With just 463 nautical miles to go before an anticipated ‘restart’ at the entrance of the Malacca Strait, the stretch of water separating Sumatra and Singapore, the small gains made over the next two days will be significant, not least in psychological terms, when the fleet enters the second part of this leg in trying conditions.

Gains and losses here will not just be about the weather. A narrow channel packed with shipping, ocean debris and the ever-present small craft, often unlit and fishing with long lines at night, the Strait presents traps and hazards that can see a lead built up over days evaporate in hours.

“The game is about intricacies," says Nicholson.
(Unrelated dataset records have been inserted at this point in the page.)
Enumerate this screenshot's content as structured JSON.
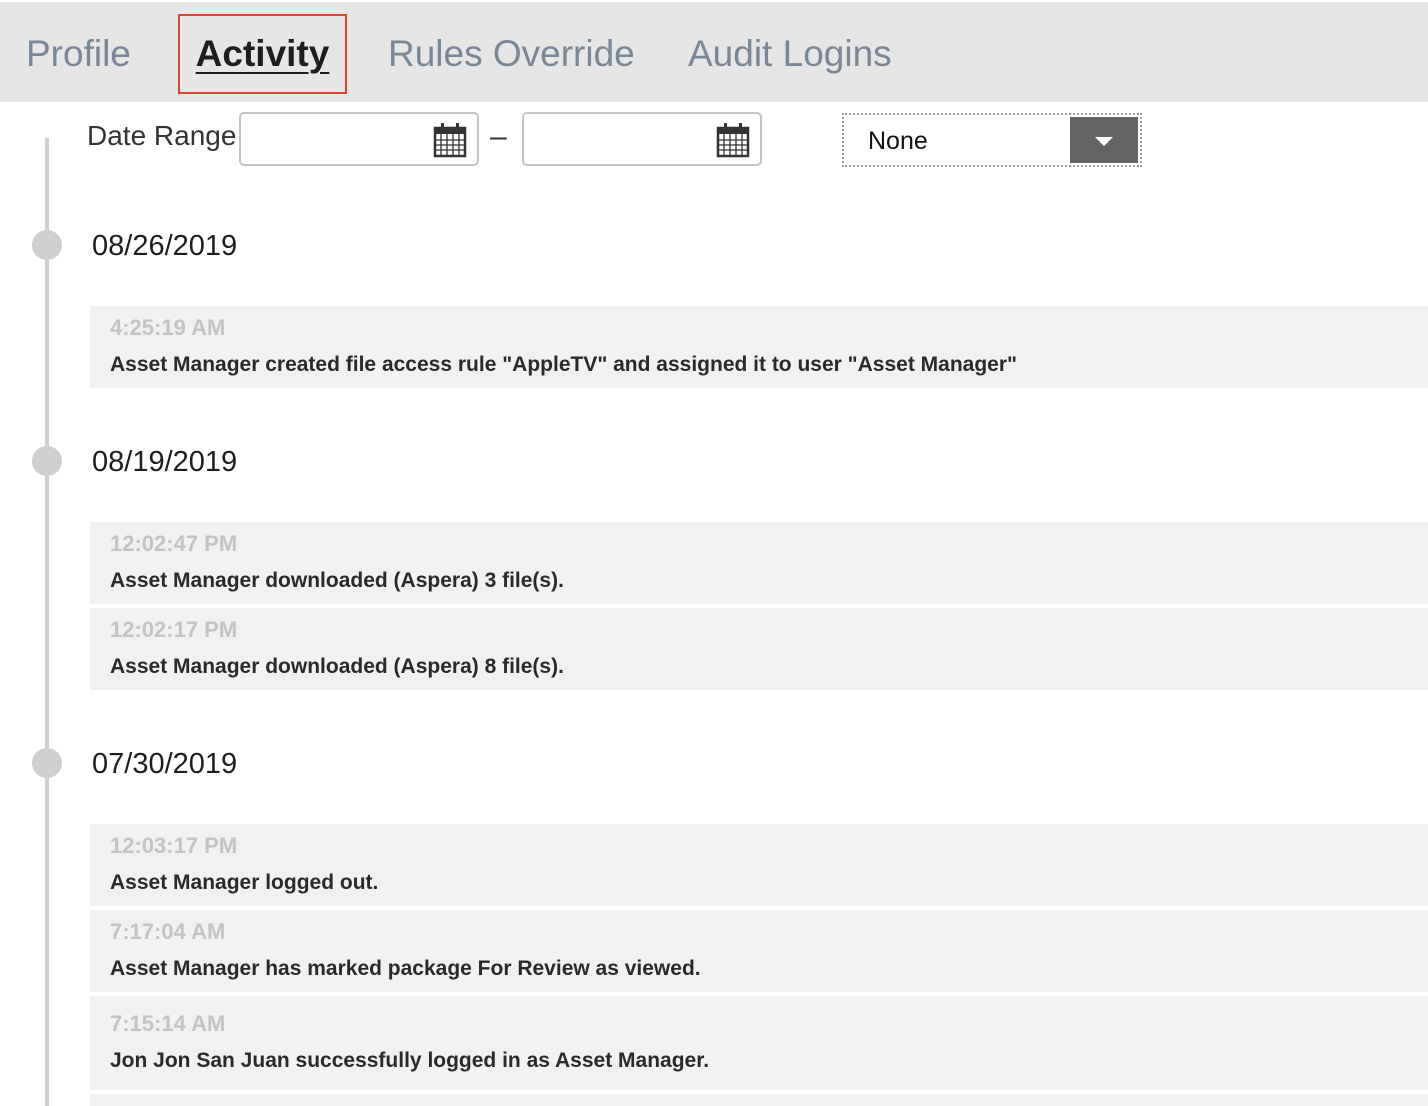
{
  "tabs": [
    {
      "label": "Profile"
    },
    {
      "label": "Activity",
      "active": true
    },
    {
      "label": "Rules Override"
    },
    {
      "label": "Audit Logins"
    }
  ],
  "filter": {
    "label": "Date Range",
    "from_value": "",
    "to_value": "",
    "separator": "–",
    "select_value": "None"
  },
  "groups": [
    {
      "date": "08/26/2019",
      "entries": [
        {
          "time": "4:25:19 AM",
          "message": "Asset Manager created file access rule \"AppleTV\" and assigned it to user \"Asset Manager\""
        }
      ]
    },
    {
      "date": "08/19/2019",
      "entries": [
        {
          "time": "12:02:47 PM",
          "message": "Asset Manager downloaded (Aspera) 3 file(s)."
        },
        {
          "time": "12:02:17 PM",
          "message": "Asset Manager downloaded (Aspera) 8 file(s)."
        }
      ]
    },
    {
      "date": "07/30/2019",
      "entries": [
        {
          "time": "12:03:17 PM",
          "message": "Asset Manager logged out."
        },
        {
          "time": "7:17:04 AM",
          "message": "Asset Manager has marked package For Review as viewed."
        },
        {
          "time": "7:15:14 AM",
          "message": "Jon Jon San Juan successfully logged in as Asset Manager."
        }
      ]
    }
  ],
  "colors": {
    "tab_bar": "#e6e6e6",
    "tab_inactive": "#7a8797",
    "active_outline": "#e0432e",
    "entry_bg": "#f1f1f2",
    "timeline": "#cfcfcf"
  }
}
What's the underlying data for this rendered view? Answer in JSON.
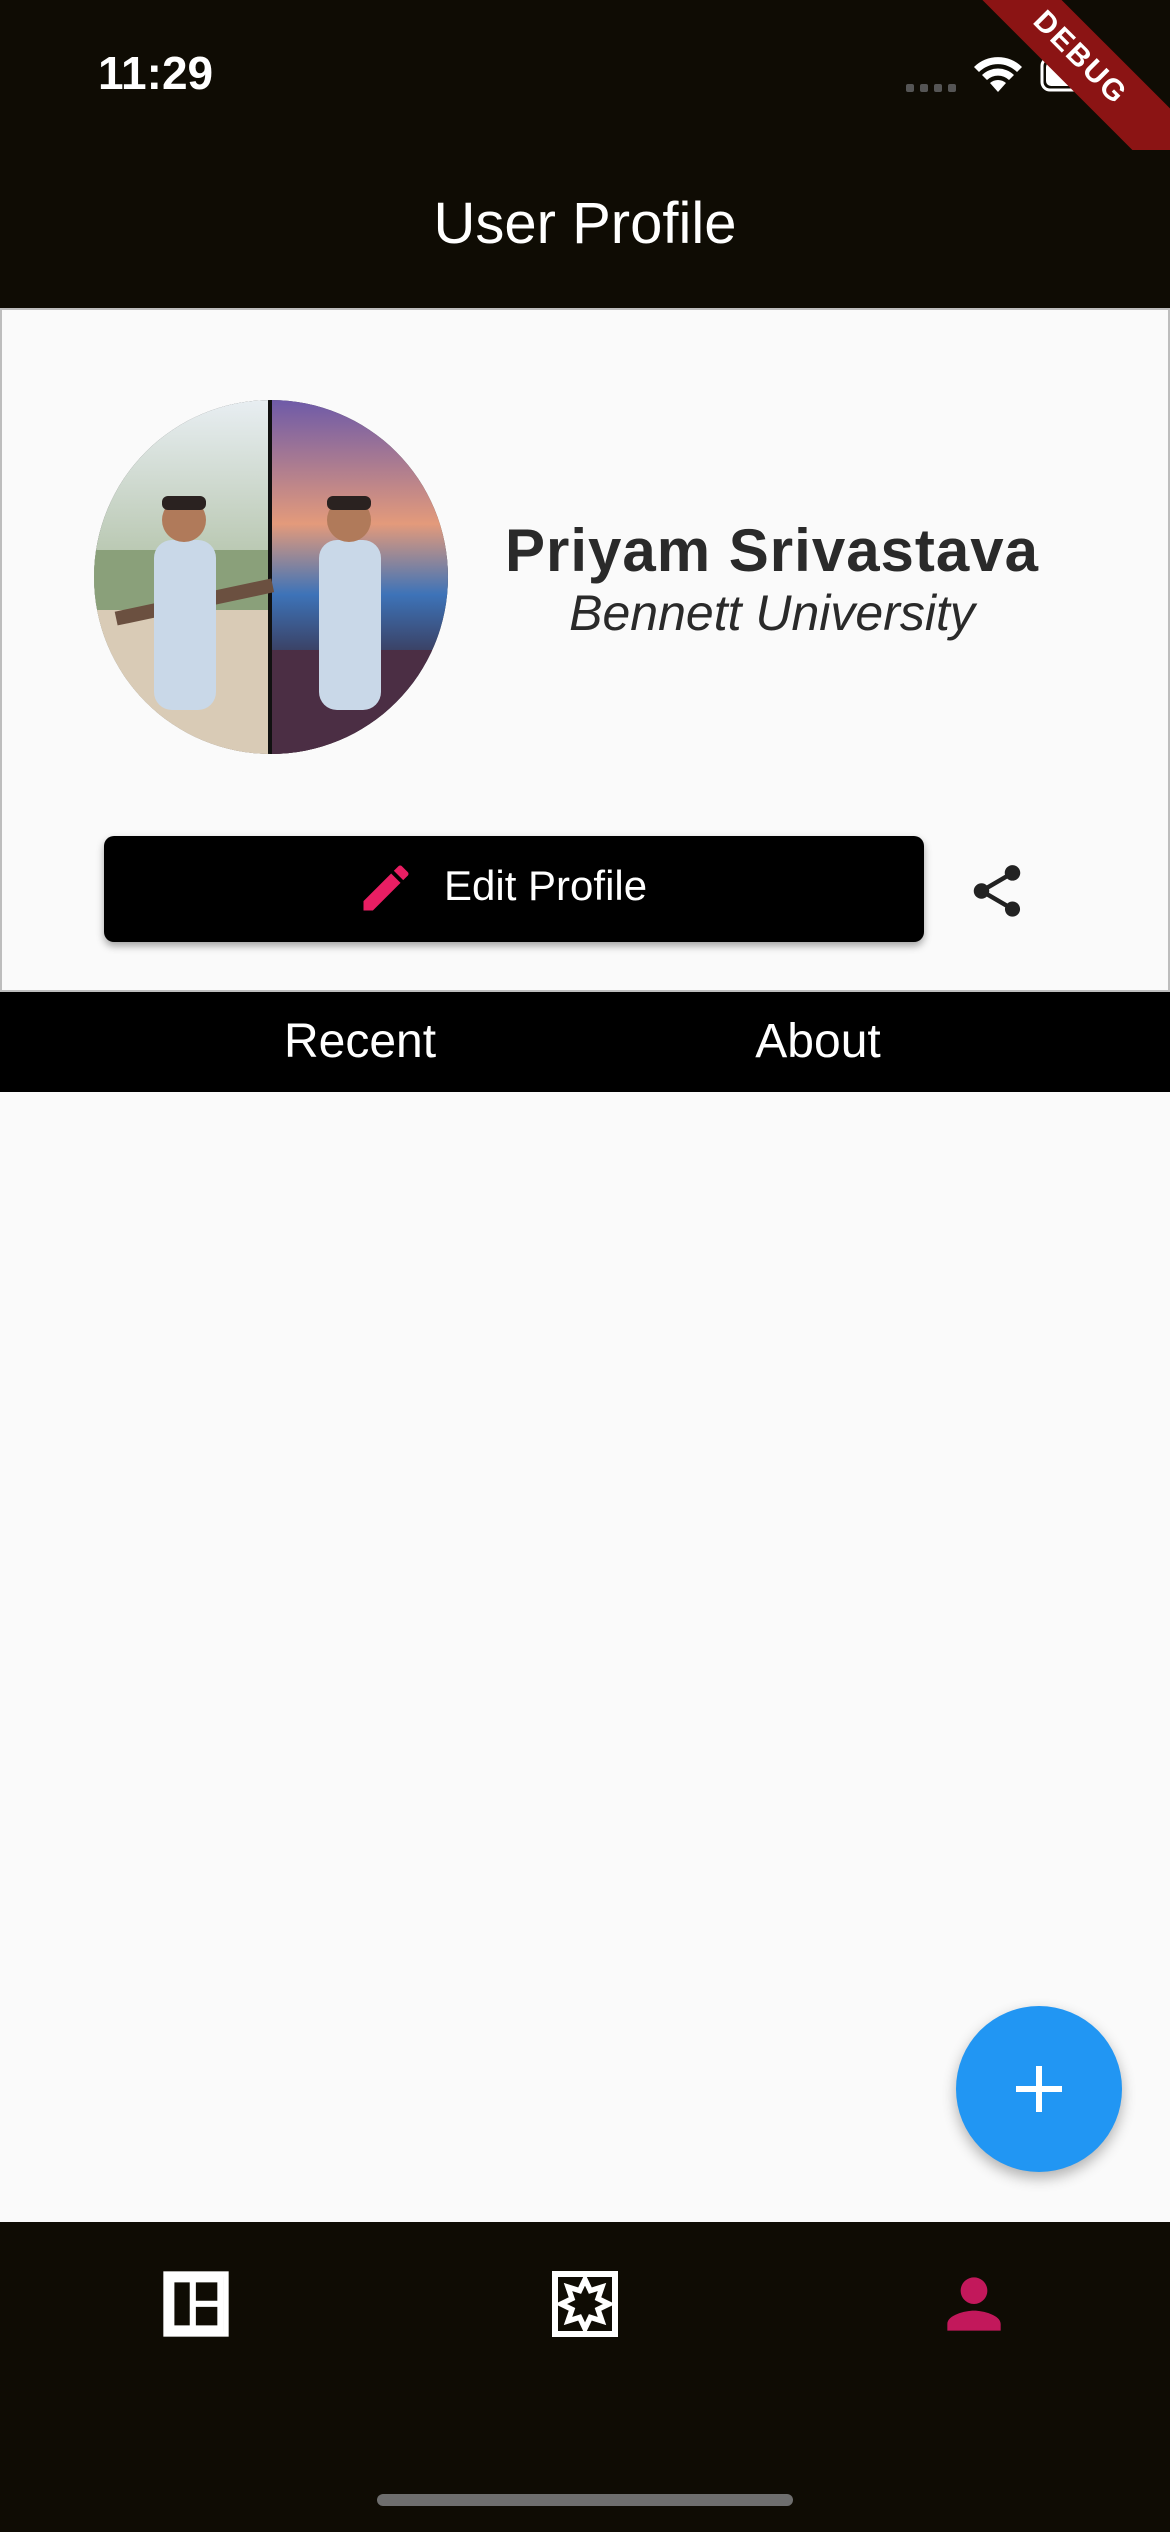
{
  "status_bar": {
    "time": "11:29",
    "debug_label": "DEBUG"
  },
  "app_bar": {
    "title": "User Profile"
  },
  "profile": {
    "name": "Priyam Srivastava",
    "organization": "Bennett University",
    "edit_button_label": "Edit Profile",
    "edit_icon_color": "#e91e63"
  },
  "tabs": [
    {
      "label": "Recent"
    },
    {
      "label": "About"
    }
  ],
  "fab": {
    "icon": "plus-icon",
    "color": "#2196f3"
  },
  "bottom_nav": {
    "items": [
      {
        "icon": "dashboard-icon",
        "active": false
      },
      {
        "icon": "explore-icon",
        "active": false
      },
      {
        "icon": "person-icon",
        "active": true
      }
    ],
    "active_color": "#c2185b",
    "inactive_color": "#ffffff"
  }
}
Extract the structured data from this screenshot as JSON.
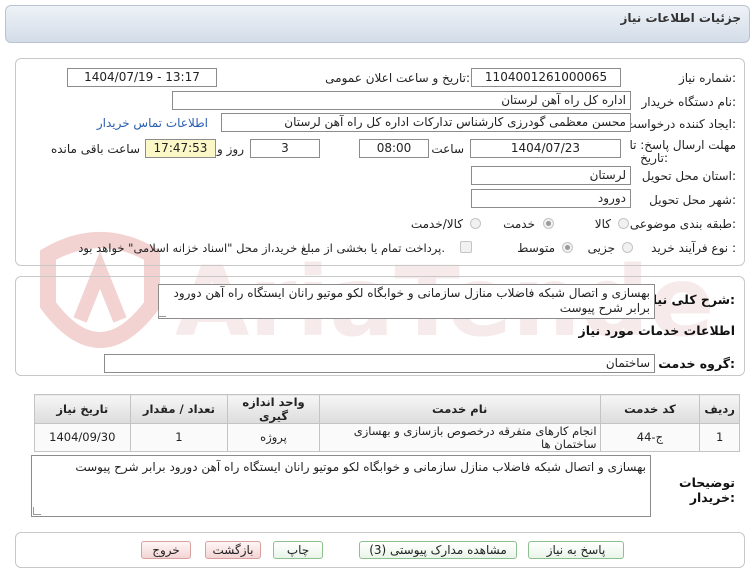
{
  "header": {
    "title": "جزئیات اطلاعات نیاز"
  },
  "fields": {
    "need_number_label": "شماره نیاز:",
    "need_number": "1104001261000065",
    "announce_label": "تاریخ و ساعت اعلان عمومی:",
    "announce_value": "1404/07/19 - 13:17",
    "buyer_org_label": "نام دستگاه خریدار:",
    "buyer_org": "اداره کل راه آهن لرستان",
    "requester_label": "ایجاد کننده درخواست:",
    "requester": "محسن معظمی گودرزی کارشناس تدارکات اداره کل راه آهن لرستان",
    "contact_link": "اطلاعات تماس خریدار",
    "deadline_label_1": "مهلت ارسال پاسخ: تا",
    "deadline_label_2": "تاریخ:",
    "deadline_date": "1404/07/23",
    "time_label": "ساعت",
    "deadline_time": "08:00",
    "days_value": "3",
    "days_label": "روز و",
    "remaining_time": "17:47:53",
    "remaining_label": "ساعت باقی مانده",
    "province_label": "استان محل تحویل:",
    "province": "لرستان",
    "city_label": "شهر محل تحویل:",
    "city": "دورود",
    "category_label": "طبقه بندی موضوعی:",
    "category_options": [
      "کالا",
      "خدمت",
      "کالا/خدمت"
    ],
    "category_selected": "خدمت",
    "process_label": "نوع فرآیند خرید :",
    "process_options": [
      "جزیی",
      "متوسط"
    ],
    "process_selected": "متوسط",
    "payment_note": "پرداخت تمام یا بخشی از مبلغ خرید،از محل \"اسناد خزانه اسلامی\" خواهد بود."
  },
  "summary": {
    "label": "شرح کلی نیاز:",
    "text": "بهسازی و اتصال شبکه فاضلاب منازل سازمانی و خوابگاه لکو موتیو رانان ایستگاه راه آهن دورود برابر شرح پیوست"
  },
  "services": {
    "title": "اطلاعات خدمات مورد نیاز",
    "group_label": "گروه خدمت:",
    "group_value": "ساختمان",
    "columns": [
      "ردیف",
      "کد خدمت",
      "نام خدمت",
      "واحد اندازه گیری",
      "تعداد / مقدار",
      "تاریخ نیاز"
    ],
    "rows": [
      [
        "1",
        "ج-44",
        "انجام کارهای متفرقه درخصوص بازسازی و بهسازی ساختمان ها",
        "پروژه",
        "1",
        "1404/09/30"
      ]
    ]
  },
  "buyer_notes": {
    "label_1": "توضیحات",
    "label_2": "خریدار:",
    "text": "بهسازی و اتصال شبکه فاضلاب منازل سازمانی و خوابگاه لکو موتیو رانان ایستگاه راه آهن دورود برابر شرح پیوست"
  },
  "buttons": {
    "respond": "پاسخ به نیاز",
    "attachments": "مشاهده مدارک پیوستی (3)",
    "print": "چاپ",
    "back": "بازگشت",
    "exit": "خروج"
  },
  "colors": {
    "header_bg": "#d3dce8",
    "link": "#2a5db0",
    "remaining_bg": "#fbf7c6",
    "watermark": "#f3d2d2"
  }
}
Minute changes in direction will have important consequences once the fleet reaches Pulau We. “This is really going to be a game of inches,” remarks CAMPER’s navigator, Will Oxley.

What might look like easy straight-line sailing is in fact an action-packed time for the six teams, who are constantly trimming, stacking and studying the weather, as well as each other’s performance, in order to make a small gain. “If shifting the stack like that means we gain a mere metre, then it’s definitely a worthwhile exercise,” Nicholson says.

In third, just over six nm on the port hip of PUMA's Mar Mostro, the crew of Groupama 4 (Franck Cammas/FRA) is switching between close hauled and tight reaching, with both the leaders in vision, keeping the crew fully motivated.

The crew of the most windward boat in the fleet, Telefónica (Iker Martínez/ESP), 14 nm to windward of the fleet and in fourth place, is still recovering from the damage to their code zero and deck fitting suffered hours after the start. The team now have the sail hoisted and are working hard to make good the losses and catch the leaders.

“I think getting around the top of Sumatra and into the Malacca Strait is going to be a very tricky moment for the race and I think there will be some places to gain and lose there," said watch leader Neal McDonald (GBR) in a radio link today. “We seem to be going very well other than that setback which was a disaster really that the guys recovered well from. It cost us a lot and it put us on the back foot really."

The crew of sixth-placed Sanya (Mike Sanderson/NZL) consider the Malacca Strait to be their big opportunity on this leg to their homeport in China. Lacking the speed of the newly constructed Volvo Open 70s, Sanderson will try to use the fluky breeze and other hazards to his best advantage.

“We are preparing for sleepless nights on board in the hope that we can take an opportunity to slip past some of the fleet,” wrote MCM Andrés Soriano today.

Meanwhile, as the fleet ploughs on, conditions on board are stifling, both on deck and below. Sleep is near to impossible in the sauna created not only by the scorching sun, but also by the generator used to create power on board, usually run at night when it is marginally cooler. Morale, however, across the fleet remains high in anticipation of exciting times ahead.